*Task brief*.
Output each record verbatim, with pictures left out.

[Dataset rows for apps and sites]
* * * *
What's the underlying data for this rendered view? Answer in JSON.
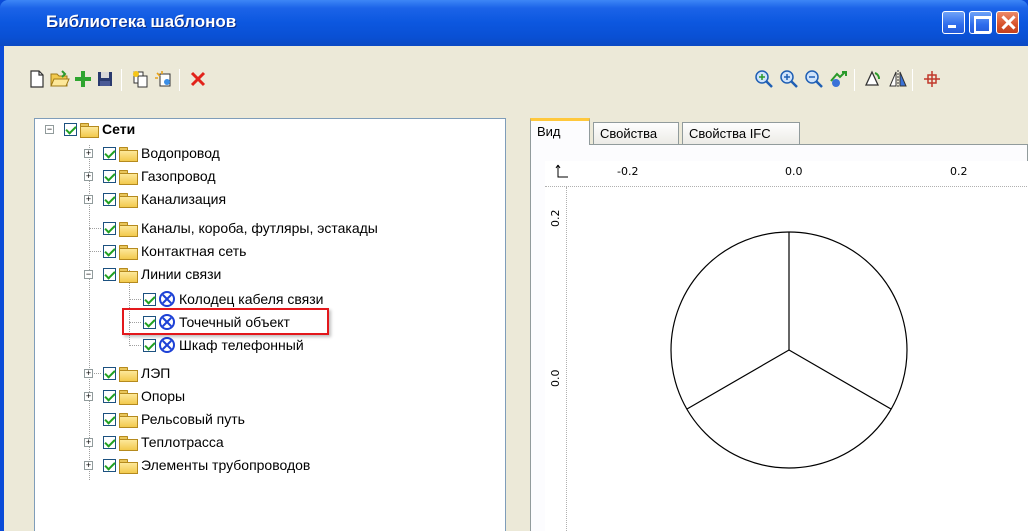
{
  "window": {
    "title": "Библиотека шаблонов",
    "colors": {
      "title_bar": "#0a50d4",
      "client": "#ece9d8",
      "highlight": "#e3181c",
      "check": "#21a121",
      "icon_blue": "#1d41d6"
    }
  },
  "toolbar": {
    "left_icons": [
      "new-document-icon",
      "open-folder-icon",
      "add-plus-icon",
      "save-icon",
      "copy-icon",
      "paste-icon",
      "delete-x-icon"
    ],
    "right_icons": [
      "zoom-extents-icon",
      "zoom-in-icon",
      "zoom-out-icon",
      "pan-hand-icon",
      "rotate-icon",
      "mirror-icon",
      "snap-icon"
    ]
  },
  "tree": {
    "root": {
      "label": "Сети",
      "expanded": true,
      "checked": true
    },
    "items": [
      {
        "label": "Водопровод",
        "checked": true,
        "expandable": true
      },
      {
        "label": "Газопровод",
        "checked": true,
        "expandable": true
      },
      {
        "label": "Канализация",
        "checked": true,
        "expandable": true
      },
      {
        "label": "Каналы, короба, футляры, эстакады",
        "checked": true,
        "expandable": false
      },
      {
        "label": "Контактная сеть",
        "checked": true,
        "expandable": false
      },
      {
        "label": "Линии связи",
        "checked": true,
        "expandable": true,
        "expanded": true,
        "children": [
          {
            "label": "Колодец кабеля связи",
            "checked": true
          },
          {
            "label": "Точечный объект",
            "checked": true,
            "selected": true
          },
          {
            "label": "Шкаф телефонный",
            "checked": true
          }
        ]
      },
      {
        "label": "ЛЭП",
        "checked": true,
        "expandable": true
      },
      {
        "label": "Опоры",
        "checked": true,
        "expandable": true
      },
      {
        "label": "Рельсовый путь",
        "checked": true,
        "expandable": false
      },
      {
        "label": "Теплотрасса",
        "checked": true,
        "expandable": true
      },
      {
        "label": "Элементы трубопроводов",
        "checked": true,
        "expandable": true
      }
    ]
  },
  "tabs": [
    {
      "label": "Вид",
      "active": true
    },
    {
      "label": "Свойства",
      "active": false
    },
    {
      "label": "Свойства IFC",
      "active": false
    }
  ],
  "preview": {
    "ruler_x": [
      "-0.2",
      "0.0",
      "0.2"
    ],
    "ruler_y": [
      "0.2",
      "0.0"
    ],
    "axis_icon": "axis-icon"
  }
}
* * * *
*Answer to this task*.
What's the underlying data for this rendered view? Answer in JSON.
{
  "window": {
    "title": "Библиотека шаблонов",
    "colors": {
      "title_bar": "#0a50d4",
      "client": "#ece9d8",
      "highlight": "#e3181c",
      "check": "#21a121",
      "icon_blue": "#1d41d6"
    }
  },
  "toolbar": {
    "left_icons": [
      "new-document-icon",
      "open-folder-icon",
      "add-plus-icon",
      "save-icon",
      "copy-icon",
      "paste-icon",
      "delete-x-icon"
    ],
    "right_icons": [
      "zoom-extents-icon",
      "zoom-in-icon",
      "zoom-out-icon",
      "pan-hand-icon",
      "rotate-icon",
      "mirror-icon",
      "snap-icon"
    ]
  },
  "tree": {
    "root": {
      "label": "Сети",
      "expanded": true,
      "checked": true
    },
    "items": [
      {
        "label": "Водопровод",
        "checked": true,
        "expandable": true
      },
      {
        "label": "Газопровод",
        "checked": true,
        "expandable": true
      },
      {
        "label": "Канализация",
        "checked": true,
        "expandable": true
      },
      {
        "label": "Каналы, короба, футляры, эстакады",
        "checked": true,
        "expandable": false
      },
      {
        "label": "Контактная сеть",
        "checked": true,
        "expandable": false
      },
      {
        "label": "Линии связи",
        "checked": true,
        "expandable": true,
        "expanded": true,
        "children": [
          {
            "label": "Колодец кабеля связи",
            "checked": true
          },
          {
            "label": "Точечный объект",
            "checked": true,
            "selected": true
          },
          {
            "label": "Шкаф телефонный",
            "checked": true
          }
        ]
      },
      {
        "label": "ЛЭП",
        "checked": true,
        "expandable": true
      },
      {
        "label": "Опоры",
        "checked": true,
        "expandable": true
      },
      {
        "label": "Рельсовый путь",
        "checked": true,
        "expandable": false
      },
      {
        "label": "Теплотрасса",
        "checked": true,
        "expandable": true
      },
      {
        "label": "Элементы трубопроводов",
        "checked": true,
        "expandable": true
      }
    ]
  },
  "tabs": [
    {
      "label": "Вид",
      "active": true
    },
    {
      "label": "Свойства",
      "active": false
    },
    {
      "label": "Свойства IFC",
      "active": false
    }
  ],
  "preview": {
    "ruler_x": [
      "-0.2",
      "0.0",
      "0.2"
    ],
    "ruler_y": [
      "0.2",
      "0.0"
    ],
    "axis_icon": "axis-icon"
  }
}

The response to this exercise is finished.